Were the government sincerely interested in whether D & X abortions are ever medically indicated, one would have expected it to seek from Northwestern Memorial Hospital statistics summarizing the hospital’s experience with late-term abortions. Suppose the patients who undergo D & X abortions are identical in all material respects (age, health, number of weeks pregnant, and so on) to those who undergo procedures not forbidden by the Partial-Birth Abortion Ban Act. That would be potent evidence that the D & X procedure does not have a compelling health rationale. No such evidence has been sought, in contrast to the Planned Parenthood case, supra, at Transcript 26 (Mar. 5, 2004). A variant of the suggested approach would be to obtain a random sample of late-term abortion records from various sources and then determine, through good statistical analysis, whether the patient characteristics that lead Dr. Hammond to perform a D & X lead other physicians to perform a conventional D & E instead, and whether there are differences in the health consequences for these two groups of women. If there are no differences, the government might have a good defense of the Act. Gathering records from Hammond’s patients alone will not be useful; but if the government has other records (say, from VA hospitals) already in its files, then records of Hammond’s procedures might enable a useful comparison. The government hasn’t suggested doing anything like that either. Its motives in seeking individuals’ medical records remain thoroughly obscure.
The question whether the D & X procedure is ever medically indicated will be resolved as a matter of legislative fact not requiring the taking of trial-type testimony at all (see Hope Clinic v. Ryan, supra, 195 F.3d at 885 (dissenting opinion)), or will pivot on the clash of expert witnesses at the New York trial, or perhaps, as suggested in Stenberg, will be answered by some combination of these two approaches to determining facts. The medical records of expert witnesses are irrelevant to the first inquiry; and, so far as we can determine after having listened to the government’s arguments at length, those records will not figure significantly in the resolution of experts’ disagreements either.

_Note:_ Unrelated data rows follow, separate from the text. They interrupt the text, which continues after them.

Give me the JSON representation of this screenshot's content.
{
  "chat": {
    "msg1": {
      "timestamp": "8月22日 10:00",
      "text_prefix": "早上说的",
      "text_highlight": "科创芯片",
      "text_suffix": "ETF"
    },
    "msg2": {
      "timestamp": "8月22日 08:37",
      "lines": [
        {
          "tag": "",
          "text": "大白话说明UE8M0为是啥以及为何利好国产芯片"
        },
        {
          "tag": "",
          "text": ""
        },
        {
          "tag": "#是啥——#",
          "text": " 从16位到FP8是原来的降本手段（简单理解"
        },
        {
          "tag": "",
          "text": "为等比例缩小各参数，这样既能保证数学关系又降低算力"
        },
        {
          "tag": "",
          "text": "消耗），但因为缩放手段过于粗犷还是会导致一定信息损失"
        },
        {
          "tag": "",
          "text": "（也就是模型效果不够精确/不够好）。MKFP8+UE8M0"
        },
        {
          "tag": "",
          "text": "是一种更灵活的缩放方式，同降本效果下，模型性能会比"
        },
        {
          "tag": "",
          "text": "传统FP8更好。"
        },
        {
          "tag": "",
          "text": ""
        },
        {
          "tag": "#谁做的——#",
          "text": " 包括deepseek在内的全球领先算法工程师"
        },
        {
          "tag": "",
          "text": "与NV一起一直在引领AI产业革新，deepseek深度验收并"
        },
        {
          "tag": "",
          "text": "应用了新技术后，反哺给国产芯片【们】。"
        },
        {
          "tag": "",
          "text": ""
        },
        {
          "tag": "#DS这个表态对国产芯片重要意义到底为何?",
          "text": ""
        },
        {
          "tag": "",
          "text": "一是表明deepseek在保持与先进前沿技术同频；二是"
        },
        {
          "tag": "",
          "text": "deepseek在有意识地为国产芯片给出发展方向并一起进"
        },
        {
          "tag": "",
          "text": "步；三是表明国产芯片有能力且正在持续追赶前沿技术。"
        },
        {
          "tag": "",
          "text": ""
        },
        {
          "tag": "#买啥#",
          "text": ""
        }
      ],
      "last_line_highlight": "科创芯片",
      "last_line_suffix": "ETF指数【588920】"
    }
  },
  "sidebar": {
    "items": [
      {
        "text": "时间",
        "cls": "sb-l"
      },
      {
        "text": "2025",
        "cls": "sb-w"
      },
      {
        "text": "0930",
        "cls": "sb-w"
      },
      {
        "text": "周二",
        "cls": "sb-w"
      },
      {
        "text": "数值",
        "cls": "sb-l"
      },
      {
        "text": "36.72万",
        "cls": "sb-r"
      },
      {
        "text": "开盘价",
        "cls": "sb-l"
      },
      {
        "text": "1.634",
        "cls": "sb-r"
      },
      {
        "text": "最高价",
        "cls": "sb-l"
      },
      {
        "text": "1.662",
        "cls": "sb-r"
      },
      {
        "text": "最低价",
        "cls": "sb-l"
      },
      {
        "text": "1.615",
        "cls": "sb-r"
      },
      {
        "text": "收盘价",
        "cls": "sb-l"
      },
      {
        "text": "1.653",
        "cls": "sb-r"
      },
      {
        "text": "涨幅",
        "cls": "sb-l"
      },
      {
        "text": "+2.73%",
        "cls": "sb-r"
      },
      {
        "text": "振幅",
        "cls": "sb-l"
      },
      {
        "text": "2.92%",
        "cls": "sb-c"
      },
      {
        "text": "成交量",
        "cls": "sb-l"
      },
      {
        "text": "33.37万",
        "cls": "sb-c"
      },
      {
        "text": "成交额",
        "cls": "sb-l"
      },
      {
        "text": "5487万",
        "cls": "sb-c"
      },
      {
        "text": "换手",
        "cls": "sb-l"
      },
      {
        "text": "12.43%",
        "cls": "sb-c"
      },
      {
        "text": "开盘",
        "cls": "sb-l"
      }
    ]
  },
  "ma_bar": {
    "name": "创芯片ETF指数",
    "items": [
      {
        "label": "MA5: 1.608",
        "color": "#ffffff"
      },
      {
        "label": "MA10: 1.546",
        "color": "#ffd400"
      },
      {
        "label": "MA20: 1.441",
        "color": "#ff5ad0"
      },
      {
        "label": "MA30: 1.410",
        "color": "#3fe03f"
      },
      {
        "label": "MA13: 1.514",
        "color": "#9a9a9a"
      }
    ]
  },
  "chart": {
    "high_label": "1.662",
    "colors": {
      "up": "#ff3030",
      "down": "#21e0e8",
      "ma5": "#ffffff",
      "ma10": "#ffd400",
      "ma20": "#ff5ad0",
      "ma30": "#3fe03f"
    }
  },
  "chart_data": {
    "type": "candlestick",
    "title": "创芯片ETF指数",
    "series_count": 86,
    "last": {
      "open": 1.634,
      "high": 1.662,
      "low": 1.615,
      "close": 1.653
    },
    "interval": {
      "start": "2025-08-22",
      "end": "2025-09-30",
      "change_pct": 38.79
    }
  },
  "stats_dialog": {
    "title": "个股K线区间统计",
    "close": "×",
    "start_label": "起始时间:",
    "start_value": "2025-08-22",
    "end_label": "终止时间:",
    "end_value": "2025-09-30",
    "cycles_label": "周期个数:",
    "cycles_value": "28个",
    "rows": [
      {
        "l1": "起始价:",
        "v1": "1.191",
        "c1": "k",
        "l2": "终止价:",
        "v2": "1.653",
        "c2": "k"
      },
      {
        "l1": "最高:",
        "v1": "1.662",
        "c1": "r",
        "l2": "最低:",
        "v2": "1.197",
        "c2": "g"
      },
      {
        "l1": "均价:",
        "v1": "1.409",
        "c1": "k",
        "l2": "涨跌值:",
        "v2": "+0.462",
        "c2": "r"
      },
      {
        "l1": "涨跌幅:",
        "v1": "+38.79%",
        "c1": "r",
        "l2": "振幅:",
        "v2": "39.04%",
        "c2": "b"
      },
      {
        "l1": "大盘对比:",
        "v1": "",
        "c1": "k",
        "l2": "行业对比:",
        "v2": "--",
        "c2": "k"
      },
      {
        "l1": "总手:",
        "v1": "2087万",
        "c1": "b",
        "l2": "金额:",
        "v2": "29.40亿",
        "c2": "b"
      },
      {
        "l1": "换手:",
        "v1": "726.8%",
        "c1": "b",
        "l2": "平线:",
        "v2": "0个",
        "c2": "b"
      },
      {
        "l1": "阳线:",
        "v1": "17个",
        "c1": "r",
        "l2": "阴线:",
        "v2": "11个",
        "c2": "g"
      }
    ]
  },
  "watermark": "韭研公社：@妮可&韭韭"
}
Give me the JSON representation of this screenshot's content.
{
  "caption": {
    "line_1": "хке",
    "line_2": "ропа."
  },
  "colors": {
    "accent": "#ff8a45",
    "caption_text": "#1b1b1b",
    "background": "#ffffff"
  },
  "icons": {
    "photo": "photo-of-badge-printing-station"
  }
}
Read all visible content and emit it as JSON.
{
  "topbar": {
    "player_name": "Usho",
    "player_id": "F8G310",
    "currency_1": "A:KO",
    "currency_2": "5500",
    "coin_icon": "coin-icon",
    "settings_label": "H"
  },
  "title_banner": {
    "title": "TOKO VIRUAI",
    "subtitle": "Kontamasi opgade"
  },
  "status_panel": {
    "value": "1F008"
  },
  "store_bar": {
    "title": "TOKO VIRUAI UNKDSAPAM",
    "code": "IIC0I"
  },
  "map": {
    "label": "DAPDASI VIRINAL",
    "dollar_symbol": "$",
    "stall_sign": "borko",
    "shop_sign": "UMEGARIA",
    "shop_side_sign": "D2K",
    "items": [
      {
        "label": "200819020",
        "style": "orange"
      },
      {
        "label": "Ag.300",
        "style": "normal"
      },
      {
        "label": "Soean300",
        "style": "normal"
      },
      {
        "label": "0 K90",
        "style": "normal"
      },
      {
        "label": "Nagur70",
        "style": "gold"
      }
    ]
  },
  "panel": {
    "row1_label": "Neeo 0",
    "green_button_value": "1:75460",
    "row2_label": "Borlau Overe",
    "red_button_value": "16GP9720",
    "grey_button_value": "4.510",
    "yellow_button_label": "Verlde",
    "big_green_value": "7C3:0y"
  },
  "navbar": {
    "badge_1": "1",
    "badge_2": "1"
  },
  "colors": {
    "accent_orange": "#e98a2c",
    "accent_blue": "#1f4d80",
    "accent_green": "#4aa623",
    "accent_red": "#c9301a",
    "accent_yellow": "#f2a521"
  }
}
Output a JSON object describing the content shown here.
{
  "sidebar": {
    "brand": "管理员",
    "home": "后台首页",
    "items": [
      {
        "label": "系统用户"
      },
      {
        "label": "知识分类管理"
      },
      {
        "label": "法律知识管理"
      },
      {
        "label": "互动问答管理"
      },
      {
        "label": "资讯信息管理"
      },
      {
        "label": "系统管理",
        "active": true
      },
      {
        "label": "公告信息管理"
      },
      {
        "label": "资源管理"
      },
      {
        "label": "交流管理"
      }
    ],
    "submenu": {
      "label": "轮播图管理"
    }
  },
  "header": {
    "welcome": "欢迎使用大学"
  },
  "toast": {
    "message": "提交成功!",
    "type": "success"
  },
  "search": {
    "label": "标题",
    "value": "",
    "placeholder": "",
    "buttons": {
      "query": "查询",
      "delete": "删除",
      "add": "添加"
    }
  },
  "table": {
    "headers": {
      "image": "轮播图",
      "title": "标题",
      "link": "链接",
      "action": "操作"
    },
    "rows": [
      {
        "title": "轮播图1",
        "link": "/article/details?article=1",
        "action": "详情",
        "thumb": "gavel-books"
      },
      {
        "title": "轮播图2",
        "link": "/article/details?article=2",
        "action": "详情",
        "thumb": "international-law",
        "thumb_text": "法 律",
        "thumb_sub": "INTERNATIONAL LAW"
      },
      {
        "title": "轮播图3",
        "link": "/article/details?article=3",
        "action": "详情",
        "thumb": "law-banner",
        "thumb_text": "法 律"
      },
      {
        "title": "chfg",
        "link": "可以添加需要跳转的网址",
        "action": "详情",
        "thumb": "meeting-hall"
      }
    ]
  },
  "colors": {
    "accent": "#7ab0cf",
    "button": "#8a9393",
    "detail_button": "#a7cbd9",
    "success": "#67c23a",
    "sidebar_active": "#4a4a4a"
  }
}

The fact that quashing the subpoena comports with Illinois’ medical-records privilege is a final factor in favor of the district order’s action. As we held in Memorial Hospital for McHenry County v. Shadur, 664 F.2d 1058, 1061 (7th Cir. 1981), comity “impels federal courts to recognize state privileges where this can be accomplished at no substantial cost to federal substantive and procedural policy.” See also United States v. One Parcel of Property Located at 31–33 York Street, 930 F.2d 139, 141 (2d Cir. 1991) (per curiam). Patients, physicians, and hospitals in Illinois rely on Illinois’ strong policy of privacy of medical records. They cannot rely completely, for they are not entitled to count on the state privilege’s being applied in federal court. But in a case such as this in which, so far as we can determine, applying the privilege would not interfere significantly with federal proceedings, comity has required us not to apply the Illinois privilege, but to consider with special care the arguments for quashing the subpoena on the basis of relative hardship under Fed. R. Civ. P. 45(c).
The full opinion contains the suggestion -- hinted at rather than explicitly stated -- that the government's true motivation in seeking these records from hospitals across the country is harrassment -- of physicians and patients alike. The Court of Appeals may not have created a new common-law privilege, but it did the next best thing.